    I hope you enjoy your visit despite crazy drivers who are probably also mostly drunk at this time of year…

    • Anonymous

      A bit of a cliché…
      I am sure they wear berets and have a bottle of red wine in their left hand while driving with the other one :))

    • Sarah has a point here: being able to drive while you are drunk is something to be proud of over here. For some, it is part of being a ‘real’ man. Go figure!

  • Proof that Britain has changed you more than you think!

    • Indeed…I am not sure how it has all happened, but it certainly has…

  • Anonymous

    You should experience driving in Qatar !
    In comparison Paris is a haven of civilized and courteous people… Have a good Xmas still.

    • I have to admit that I have never driven in Qatar. It sounds like an adventure! Have good festive season as well!

  • LOL! I hope you enjoy despite all that craziness! Driving here is very strict but then what is world without people who think they own it? đŸ˜‰

  • Sounds like you’re more British than French when it comes to driving. Don’t you know that a who-cares, get-out-of-my-way, go as fast as I can attitude is much more fun and adventurous than observing those restrictive British rules?

  • Omigoodness! I’m so glad you survived, Muriel! =) I went through the exact same thing just last week. Vancouver doesn’t have a lot of highways and I accidentally found myself on one a couple weeks ago. It was exactly as you described and even trucks were passing me! =P I’m studying the directions more closely next time. =P

  • MuMuGB

    I know! when I drive on my own I am sort of OK with it, but when I travel with children it makes me freak out!

  • MuMuGB

    I have to admit that I have never driven in Qatar. It sounds like an adventure! Have good festive season as well!

  • MuMuGB

    Sarah has a point here: being able to drive while you are drunk is something to be proud of over here. For some, it is part of being a ‘real’ man. Go figure!

  • MuMuGB

    Indeed…I am not sure how it has all happened, but it certainly has…

  • MuMuGB

    I know that. But somehow, when I am driving with children I find it a lot less funny…

  • MuMuGB

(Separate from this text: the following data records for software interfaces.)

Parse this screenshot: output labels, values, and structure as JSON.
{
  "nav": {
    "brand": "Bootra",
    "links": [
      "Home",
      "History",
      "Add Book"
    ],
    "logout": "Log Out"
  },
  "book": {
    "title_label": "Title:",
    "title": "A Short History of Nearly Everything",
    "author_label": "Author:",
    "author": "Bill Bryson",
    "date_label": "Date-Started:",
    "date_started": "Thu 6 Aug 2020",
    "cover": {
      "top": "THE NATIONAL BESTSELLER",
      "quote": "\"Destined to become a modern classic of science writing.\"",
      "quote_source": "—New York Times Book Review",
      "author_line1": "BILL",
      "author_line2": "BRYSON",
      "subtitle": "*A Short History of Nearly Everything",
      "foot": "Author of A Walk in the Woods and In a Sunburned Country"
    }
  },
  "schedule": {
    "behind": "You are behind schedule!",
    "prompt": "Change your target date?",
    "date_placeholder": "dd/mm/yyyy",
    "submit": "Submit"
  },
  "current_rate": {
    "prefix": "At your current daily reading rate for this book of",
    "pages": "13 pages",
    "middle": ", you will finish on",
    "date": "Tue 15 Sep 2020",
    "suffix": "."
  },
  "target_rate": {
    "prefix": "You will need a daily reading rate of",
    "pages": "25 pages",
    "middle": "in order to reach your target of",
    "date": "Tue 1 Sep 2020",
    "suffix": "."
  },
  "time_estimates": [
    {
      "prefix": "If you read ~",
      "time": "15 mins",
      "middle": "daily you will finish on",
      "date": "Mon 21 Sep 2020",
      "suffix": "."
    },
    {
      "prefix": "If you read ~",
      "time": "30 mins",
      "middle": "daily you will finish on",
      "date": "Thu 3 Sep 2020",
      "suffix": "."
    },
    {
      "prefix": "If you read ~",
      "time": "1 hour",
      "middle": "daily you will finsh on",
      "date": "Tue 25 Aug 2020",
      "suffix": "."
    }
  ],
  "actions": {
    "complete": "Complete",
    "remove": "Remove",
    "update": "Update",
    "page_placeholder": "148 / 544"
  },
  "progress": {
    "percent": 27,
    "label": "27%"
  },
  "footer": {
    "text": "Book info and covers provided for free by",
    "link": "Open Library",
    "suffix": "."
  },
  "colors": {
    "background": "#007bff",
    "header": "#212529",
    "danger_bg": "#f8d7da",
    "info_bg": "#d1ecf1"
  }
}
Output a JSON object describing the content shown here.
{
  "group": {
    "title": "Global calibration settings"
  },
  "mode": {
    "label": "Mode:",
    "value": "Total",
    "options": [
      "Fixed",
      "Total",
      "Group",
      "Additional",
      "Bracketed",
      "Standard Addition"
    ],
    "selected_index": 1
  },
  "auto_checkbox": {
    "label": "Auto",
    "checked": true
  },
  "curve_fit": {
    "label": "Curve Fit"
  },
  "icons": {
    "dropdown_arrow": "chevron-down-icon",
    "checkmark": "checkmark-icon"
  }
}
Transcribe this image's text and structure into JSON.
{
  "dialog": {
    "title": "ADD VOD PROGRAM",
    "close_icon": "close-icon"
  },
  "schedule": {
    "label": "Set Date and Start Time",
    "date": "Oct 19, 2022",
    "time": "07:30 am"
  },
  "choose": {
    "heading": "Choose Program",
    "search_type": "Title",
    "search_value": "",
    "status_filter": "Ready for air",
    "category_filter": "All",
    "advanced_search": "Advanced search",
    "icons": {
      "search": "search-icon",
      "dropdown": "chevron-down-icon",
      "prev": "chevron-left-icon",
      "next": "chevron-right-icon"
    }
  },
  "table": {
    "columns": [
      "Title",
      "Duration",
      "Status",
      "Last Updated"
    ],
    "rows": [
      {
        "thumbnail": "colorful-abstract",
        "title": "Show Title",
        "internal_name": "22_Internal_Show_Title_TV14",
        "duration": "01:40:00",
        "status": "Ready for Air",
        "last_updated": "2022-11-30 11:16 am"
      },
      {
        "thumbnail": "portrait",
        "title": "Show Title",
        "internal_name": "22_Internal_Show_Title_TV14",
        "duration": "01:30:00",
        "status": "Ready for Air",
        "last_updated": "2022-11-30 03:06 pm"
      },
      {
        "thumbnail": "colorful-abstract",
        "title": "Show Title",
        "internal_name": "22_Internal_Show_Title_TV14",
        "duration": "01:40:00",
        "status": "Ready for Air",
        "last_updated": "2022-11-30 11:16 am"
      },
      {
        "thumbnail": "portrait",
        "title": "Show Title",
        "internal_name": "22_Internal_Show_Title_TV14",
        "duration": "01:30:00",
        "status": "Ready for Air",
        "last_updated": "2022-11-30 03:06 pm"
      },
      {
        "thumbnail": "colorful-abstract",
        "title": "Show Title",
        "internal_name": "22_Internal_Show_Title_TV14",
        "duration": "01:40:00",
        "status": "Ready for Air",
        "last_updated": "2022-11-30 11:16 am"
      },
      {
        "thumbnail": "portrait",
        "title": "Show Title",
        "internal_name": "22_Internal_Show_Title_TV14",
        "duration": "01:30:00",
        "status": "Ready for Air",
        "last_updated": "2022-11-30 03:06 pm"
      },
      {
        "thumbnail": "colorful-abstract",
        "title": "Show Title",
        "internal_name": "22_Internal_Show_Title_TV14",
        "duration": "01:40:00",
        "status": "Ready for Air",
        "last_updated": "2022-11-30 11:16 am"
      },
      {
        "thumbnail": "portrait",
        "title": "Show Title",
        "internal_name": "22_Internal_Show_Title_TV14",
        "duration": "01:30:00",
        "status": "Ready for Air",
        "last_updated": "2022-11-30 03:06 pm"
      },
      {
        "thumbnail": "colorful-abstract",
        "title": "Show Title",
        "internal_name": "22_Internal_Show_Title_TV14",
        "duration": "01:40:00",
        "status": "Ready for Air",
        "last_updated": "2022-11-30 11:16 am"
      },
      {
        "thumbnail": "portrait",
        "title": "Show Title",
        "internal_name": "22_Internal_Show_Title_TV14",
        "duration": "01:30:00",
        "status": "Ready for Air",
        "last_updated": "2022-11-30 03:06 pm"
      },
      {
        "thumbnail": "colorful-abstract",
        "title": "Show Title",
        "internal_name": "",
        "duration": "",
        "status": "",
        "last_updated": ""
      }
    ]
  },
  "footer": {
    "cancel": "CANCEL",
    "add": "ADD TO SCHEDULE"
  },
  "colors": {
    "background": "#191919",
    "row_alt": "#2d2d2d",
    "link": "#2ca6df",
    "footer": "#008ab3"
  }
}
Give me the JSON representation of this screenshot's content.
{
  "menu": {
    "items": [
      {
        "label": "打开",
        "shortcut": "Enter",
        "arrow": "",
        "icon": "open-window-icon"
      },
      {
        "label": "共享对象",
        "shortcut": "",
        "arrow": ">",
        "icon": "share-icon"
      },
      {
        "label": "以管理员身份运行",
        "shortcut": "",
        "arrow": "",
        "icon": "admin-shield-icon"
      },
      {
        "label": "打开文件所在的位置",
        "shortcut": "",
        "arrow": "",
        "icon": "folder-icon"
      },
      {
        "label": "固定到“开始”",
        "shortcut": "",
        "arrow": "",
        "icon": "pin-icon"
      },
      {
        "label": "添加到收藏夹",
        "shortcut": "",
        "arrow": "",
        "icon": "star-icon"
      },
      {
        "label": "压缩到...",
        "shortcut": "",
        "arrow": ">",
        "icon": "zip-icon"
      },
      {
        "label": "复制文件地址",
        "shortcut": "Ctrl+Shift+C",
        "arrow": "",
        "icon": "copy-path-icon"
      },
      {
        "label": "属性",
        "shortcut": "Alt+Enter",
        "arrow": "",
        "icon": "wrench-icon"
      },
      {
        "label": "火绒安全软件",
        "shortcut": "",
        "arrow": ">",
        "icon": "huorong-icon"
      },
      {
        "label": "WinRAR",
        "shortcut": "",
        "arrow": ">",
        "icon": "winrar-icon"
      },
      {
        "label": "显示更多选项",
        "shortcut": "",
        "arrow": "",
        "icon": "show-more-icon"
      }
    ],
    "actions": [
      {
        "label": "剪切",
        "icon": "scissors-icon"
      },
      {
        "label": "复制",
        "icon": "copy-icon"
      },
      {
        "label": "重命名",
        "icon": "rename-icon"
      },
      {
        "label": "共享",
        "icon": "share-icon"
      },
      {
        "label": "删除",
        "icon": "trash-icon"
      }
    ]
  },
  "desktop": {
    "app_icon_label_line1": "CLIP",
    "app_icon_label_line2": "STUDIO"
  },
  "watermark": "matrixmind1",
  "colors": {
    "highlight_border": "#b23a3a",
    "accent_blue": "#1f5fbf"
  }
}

    Maybe we should set up a club? I am starting to believe that i am useless at driving! How do people do it?

  • Alex

    If you’re a regular visitor or planning a longer journey through France you might be interested in the Liber-T tag from Sanef Tolling. The tag enables UK motorists to use the automatic telepeage lanes, which have previously been reserved for French residents. Find out more here: https://www.saneftolling.co.uk

  • ALK

    I recognise the symptoms, Muriel, and I have the same ‘problems’, so it’s not just you! It’s especially true of speed limits and angry drivers…

    • I am so glad I am not the only one. It is a nightmare. I am really SCARED now when I drive in France.

      • ALK

        Having learnt to drive in France, I’m not scared to drive there, but I am a lot more careful and respectful of the rules.

        • Same here. And I prefer driving in London. Surprising, but true.

          • ALK

            I don’t mind either way, love driving anywhere!

  • disqus_72GXGq6drQ

    Of course, you know you’ve become British when you say they drive on the wrong side of the road rather than the right side đŸ™‚